But business lending is not like that. There are usually quite legitimate reasons to borrow short term; stock has to be paid for before it can be sold, customers don't always pay on time and advertising often has to be paid for before it brings in any sales. So companies need to borrow money for a few months to keep their cash flow ticking over.

At the same time, there is a lot of money out there looking for a home. Interest rates on savings accounts are pitiful. The equity markets look set for another summer battering. The bond market is a bubble waiting to burst. Many savers haven't a clue where they can put their money and earn a respectable return with a decent level of safety. Many small companies are quite happy to pay 10% or more for short-term finance. The banks have lost interest, but many investors will think that is a pretty good deal. The trick is to find a way of bringing them together.

Wonga is not the only answer. Companies such as Funding Circle and ThinCats, which connect firms and lenders directly, may well be able to do a better job. So might some of the newer banks expanding into Britain Sweden's Handelsbanken, for example, specialises in providing an old-fashioned service to small companies.

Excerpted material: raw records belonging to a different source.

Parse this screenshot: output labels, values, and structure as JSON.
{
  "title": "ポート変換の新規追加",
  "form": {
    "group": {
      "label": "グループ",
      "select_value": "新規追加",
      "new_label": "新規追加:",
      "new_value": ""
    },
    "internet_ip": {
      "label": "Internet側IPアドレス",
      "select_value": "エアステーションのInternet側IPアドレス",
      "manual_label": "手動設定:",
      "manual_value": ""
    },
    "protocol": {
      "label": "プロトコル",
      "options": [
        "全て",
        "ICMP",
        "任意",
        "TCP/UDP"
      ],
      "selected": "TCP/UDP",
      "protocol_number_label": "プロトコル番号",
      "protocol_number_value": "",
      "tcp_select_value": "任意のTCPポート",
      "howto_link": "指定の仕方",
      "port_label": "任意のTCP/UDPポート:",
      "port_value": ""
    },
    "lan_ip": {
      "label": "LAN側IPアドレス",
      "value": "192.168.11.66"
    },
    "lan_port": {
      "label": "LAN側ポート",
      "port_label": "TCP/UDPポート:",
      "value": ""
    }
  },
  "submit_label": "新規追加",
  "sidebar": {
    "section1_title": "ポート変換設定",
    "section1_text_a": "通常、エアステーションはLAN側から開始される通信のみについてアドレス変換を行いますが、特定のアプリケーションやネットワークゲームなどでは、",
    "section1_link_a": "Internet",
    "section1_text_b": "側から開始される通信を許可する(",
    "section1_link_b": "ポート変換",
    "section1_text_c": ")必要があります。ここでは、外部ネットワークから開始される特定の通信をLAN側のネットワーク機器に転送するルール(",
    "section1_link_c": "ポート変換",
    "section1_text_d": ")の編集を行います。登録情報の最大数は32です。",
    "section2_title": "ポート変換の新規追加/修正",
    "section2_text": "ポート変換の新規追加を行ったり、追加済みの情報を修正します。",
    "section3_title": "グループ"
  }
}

However, what Wonga can do is shake up a market that has become moribund. It is a measure of how far the City has drifted away from being a genuine financial centre for the British economy that it has shown so little interest in finding innovative ways of reviving small business lending. Britain needs a vibrant credit market. If Wonga helps create that, it will have done the country a big favour.

This article was originally published in MoneyWeek magazine issue number 589 on 18 May 2012, and was available exclusively to magazine subscribers. To read all our subscriber-only articles right away, subscribe to MoneyWeek magazine.

Matthew Lynn

Matthew Lynn is a columnist for Bloomberg, and writes weekly commentary syndicated in papers such as the Daily Telegraph, Die Welt, the Sydney Morning Herald, the South China Morning Post and the Miami Herald. He is also an associate editor of Spectator Business, and a regular contributor to The Spectator. Before that, he worked for the business section of the Sunday Times for ten years. 

He has written books on finance and financial topics, including Bust: Greece, The Euro and The Sovereign Debt Crisis and The Long Depression: The Slump of 2008 to 2031. Matthew is also the author of the Death Force series of military thrillers and the founder of Lume Books, an independent publisher.